#9 Are missions the answer to everything?
Time to make sense of institutional innovation. So what does this all mean? How do we invest our innovation efforts most meaningfully? And are missions the answer to everything these days? A conversation with Vinnova’s Chief Executive, Darja Isaksson and Danish Design Centre’s Chief Executive Christian Bason to draw to a close the gathering and reflect on useful next steps.
Why we gathered
Public innovators come up with bold visions for new futures or fresh ways of simply getting-sh*t-done, and they combine that spark with the grit needed to make it happen. That work hasn’t stopped, even with a pandemic as it’s backdrop.

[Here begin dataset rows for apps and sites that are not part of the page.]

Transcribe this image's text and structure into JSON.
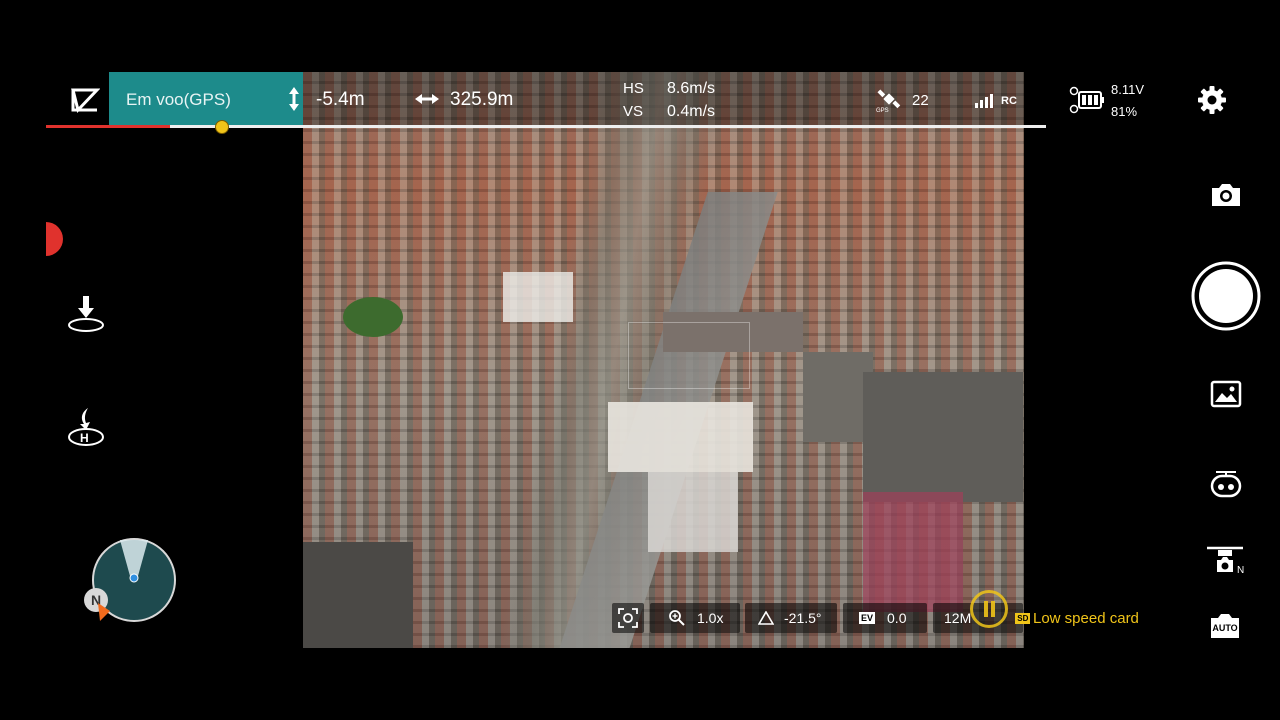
{
  "flight": {
    "mode": "Em voo(GPS)",
    "altitude": "-5.4m",
    "distance": "325.9m",
    "hs_label": "HS",
    "hs_value": "8.6m/s",
    "vs_label": "VS",
    "vs_value": "0.4m/s",
    "gps_count": "22",
    "rc_label": "RC",
    "battery_voltage": "8.11V",
    "battery_percent": "81%"
  },
  "camera": {
    "zoom": "1.0x",
    "gimbal_angle": "-21.5°",
    "ev_label": "EV",
    "ev_value": "0.0",
    "resolution": "12M",
    "sd_label": "SD",
    "storage_warning": "Low speed card"
  },
  "compass": {
    "north_label": "N"
  },
  "right_panel": {
    "auto_label": "AUTO",
    "drone_nav_label": "N"
  },
  "colors": {
    "status_teal": "#1d8b8b",
    "progress_red": "#e0322d",
    "warning_yellow": "#f0c419"
  },
  "icons": {
    "logo": "dji-fly-logo-icon",
    "altitude": "vertical-arrows-icon",
    "distance": "horizontal-arrows-icon",
    "gps": "gps-satellite-icon",
    "signal": "signal-bars-icon",
    "battery": "drone-battery-icon",
    "settings": "gear-icon",
    "takeoff": "auto-takeoff-icon",
    "return_home": "return-to-home-icon",
    "camera": "camera-icon",
    "shutter": "shutter-button-icon",
    "gallery": "gallery-icon",
    "camera_mode": "camera-mode-icon",
    "drone_camera": "drone-camera-icon",
    "auto": "auto-exposure-icon"
  }
}
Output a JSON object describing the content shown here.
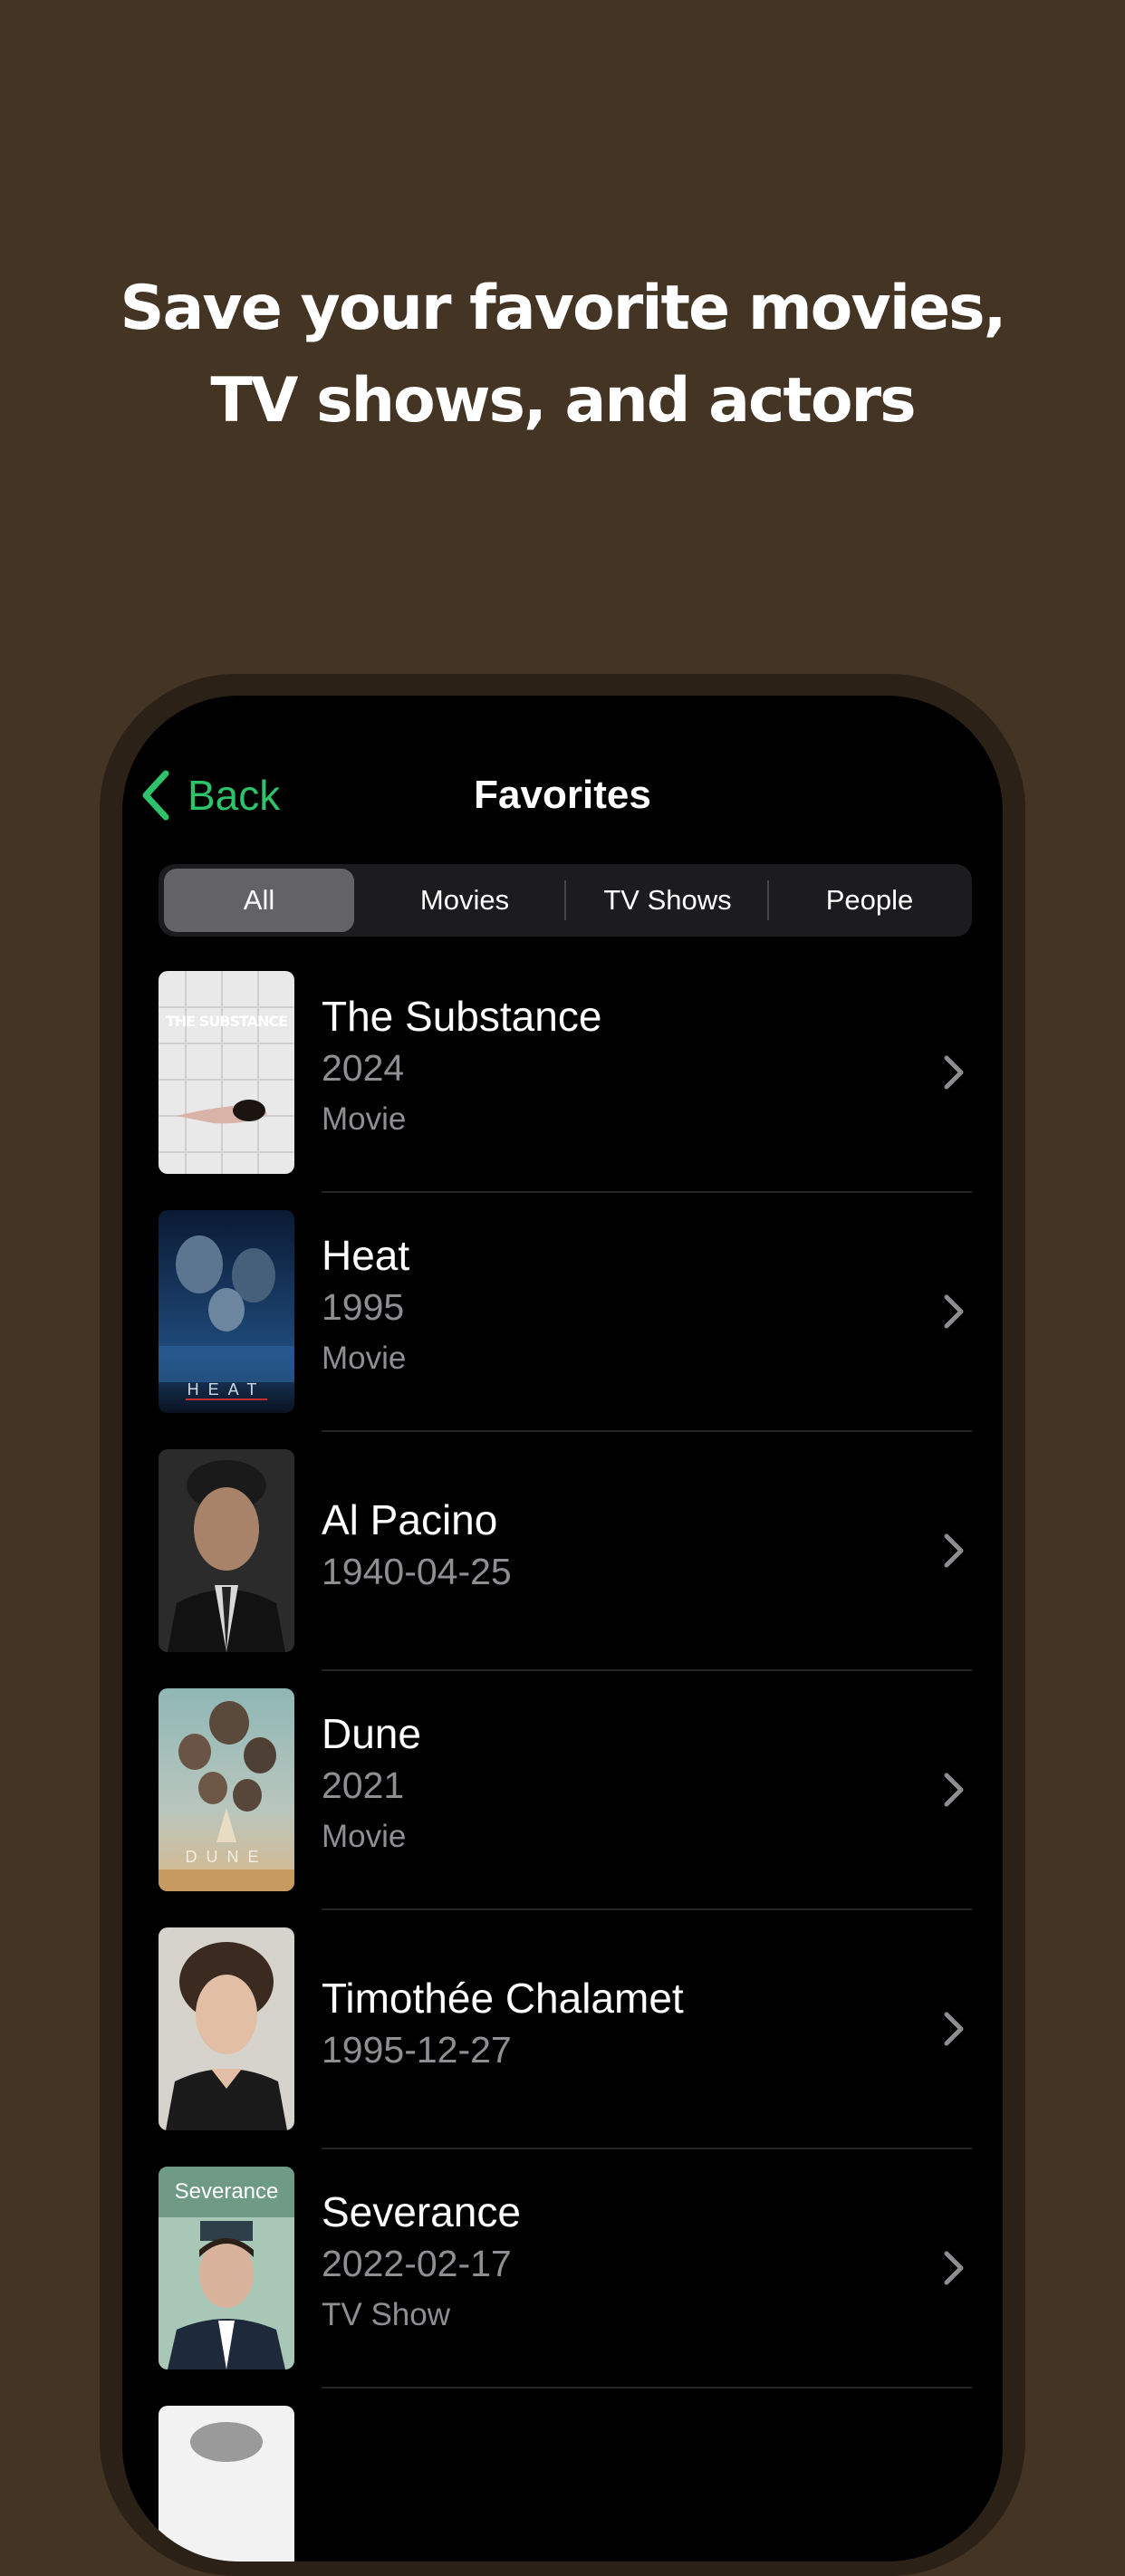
{
  "headline": {
    "line1": "Save your favorite movies,",
    "line2": "TV shows, and actors"
  },
  "nav": {
    "back_label": "Back",
    "title": "Favorites",
    "back_icon": "chevron-left-icon"
  },
  "segments": [
    {
      "label": "All",
      "selected": true
    },
    {
      "label": "Movies",
      "selected": false
    },
    {
      "label": "TV Shows",
      "selected": false
    },
    {
      "label": "People",
      "selected": false
    }
  ],
  "favorites": [
    {
      "title": "The Substance",
      "subtitle": "2024",
      "type": "Movie",
      "poster_text": "THE SUBSTANCE"
    },
    {
      "title": "Heat",
      "subtitle": "1995",
      "type": "Movie",
      "poster_text": "HEAT"
    },
    {
      "title": "Al Pacino",
      "subtitle": "1940-04-25",
      "type": ""
    },
    {
      "title": "Dune",
      "subtitle": "2021",
      "type": "Movie",
      "poster_text": "DUNE"
    },
    {
      "title": "Timothée Chalamet",
      "subtitle": "1995-12-27",
      "type": ""
    },
    {
      "title": "Severance",
      "subtitle": "2022-02-17",
      "type": "TV Show",
      "poster_text": "Severance"
    }
  ],
  "colors": {
    "background": "#433424",
    "accent": "#2ec26a",
    "secondary_text": "#8e8e93"
  }
}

It’s only moved: to laptops on sofas and kitchen tables, with children in meetings, in our communities and online, so very online.

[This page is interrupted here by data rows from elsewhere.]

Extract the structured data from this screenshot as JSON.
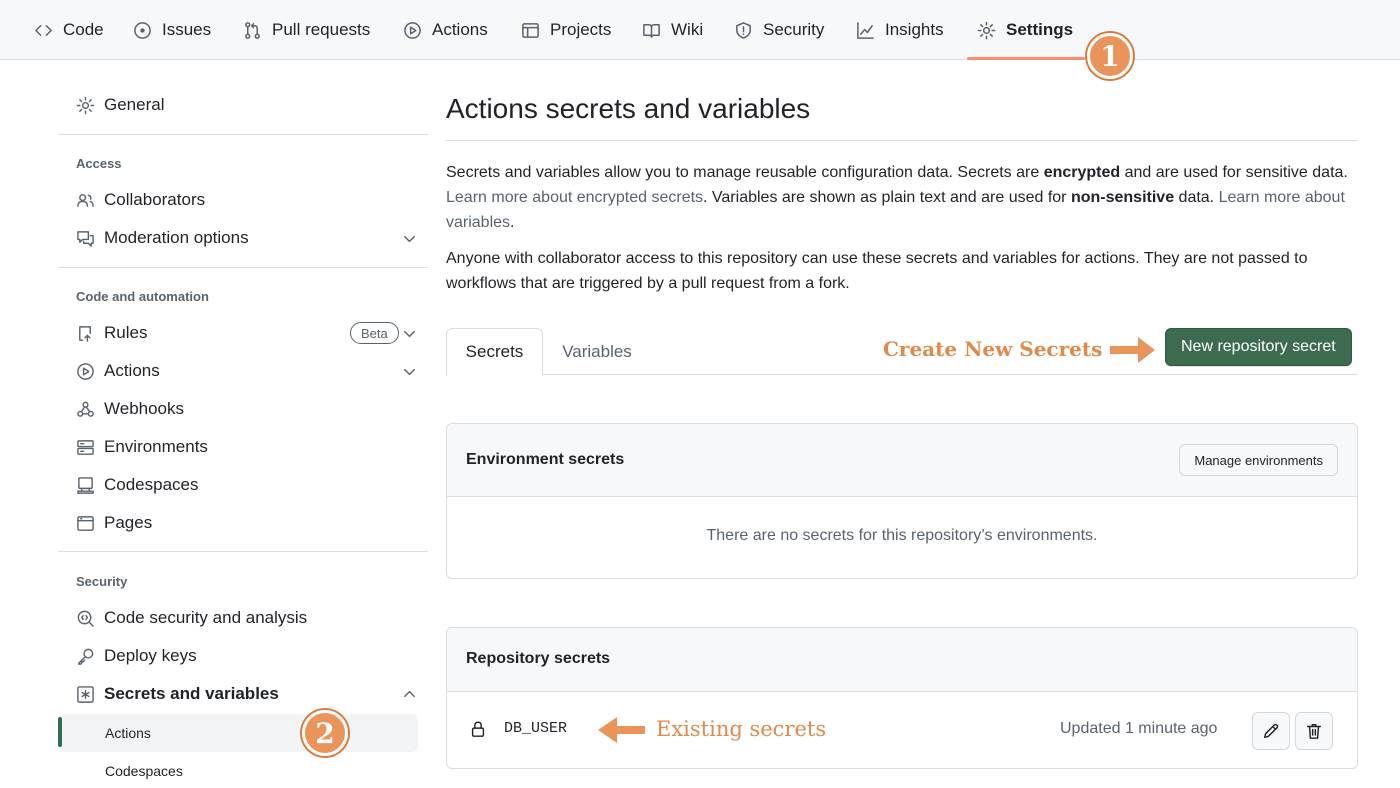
{
  "topnav": {
    "tabs": [
      {
        "label": "Code",
        "icon": "code-icon"
      },
      {
        "label": "Issues",
        "icon": "issue-icon"
      },
      {
        "label": "Pull requests",
        "icon": "pull-request-icon"
      },
      {
        "label": "Actions",
        "icon": "play-icon"
      },
      {
        "label": "Projects",
        "icon": "table-icon"
      },
      {
        "label": "Wiki",
        "icon": "book-icon"
      },
      {
        "label": "Security",
        "icon": "shield-icon"
      },
      {
        "label": "Insights",
        "icon": "graph-icon"
      },
      {
        "label": "Settings",
        "icon": "gear-icon",
        "active": true
      }
    ]
  },
  "annotations": {
    "step1": "1",
    "step2": "2",
    "create_new": "Create New Secrets",
    "existing": "Existing secrets",
    "accent_color": "#e08a4d"
  },
  "sidebar": {
    "general": "General",
    "access_heading": "Access",
    "access_items": [
      "Collaborators",
      "Moderation options"
    ],
    "code_heading": "Code and automation",
    "code_items": [
      "Rules",
      "Actions",
      "Webhooks",
      "Environments",
      "Codespaces",
      "Pages"
    ],
    "beta": "Beta",
    "security_heading": "Security",
    "security_items": [
      "Code security and analysis",
      "Deploy keys",
      "Secrets and variables"
    ],
    "sub_items": [
      "Actions",
      "Codespaces"
    ]
  },
  "main": {
    "title": "Actions secrets and variables",
    "p1_a": "Secrets and variables allow you to manage reusable configuration data. Secrets are ",
    "p1_b": "encrypted",
    "p1_c": " and are used for sensitive data. ",
    "p1_link1": "Learn more about encrypted secrets",
    "p1_d": ". Variables are shown as plain text and are used for ",
    "p1_e": "non-sensitive",
    "p1_f": " data. ",
    "p1_link2": "Learn more about variables",
    "p1_g": ".",
    "p2": "Anyone with collaborator access to this repository can use these secrets and variables for actions. They are not passed to workflows that are triggered by a pull request from a fork.",
    "tabs": [
      "Secrets",
      "Variables"
    ],
    "new_secret_button": "New repository secret",
    "env_box": {
      "title": "Environment secrets",
      "button": "Manage environments",
      "empty": "There are no secrets for this repository’s environments."
    },
    "repo_box": {
      "title": "Repository secrets",
      "secrets": [
        {
          "name": "DB_USER",
          "updated": "Updated 1 minute ago"
        }
      ]
    },
    "primary_color": "#3d6b4f"
  }
}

Now feels the right time to come together and reflect on what’s been a gruelling couple of years, mired in deep loss as well as hope. It feels right to host a campfire of sorts. For weary travellers in need of a pick-me-up, to intrepid adventurers to share their tales of success and failure.
In some ways we’ve seen transformative shifts in the way we live and how our institutions operate, but in others, things seem pretty much the same. Business as usual. We’re asking: what next for a field of public innovators?
Over a few days in November, we hosted a series of sessions with public innovators, those dreaming the big ideas and sweating the small stuff. We asked them to help us take stock of where we are as a field, pause to understand what we’ve learnt and decide on what comes next for the people who want to change the world.
We explored some of the new ideas and skills for the future; how teams are enabling learning and have learnt from one another; and how best to set a new course and lead change within the rooms where decisions are made and shaped.
Sitra Lab and States of Change are laboratories, playing with new ideas and experiments for how to better deal with the pressing challenges of our time. Wondering and working on ways to answer our oldest – and newest – problems.
Together with a set of distinguished co-hosts, we are gathering some of the world’s most inspiring and ambitious innovators and change-makers; practitioners who, dotted around the globe, share the same challenges and aspirations with an ambition to do better.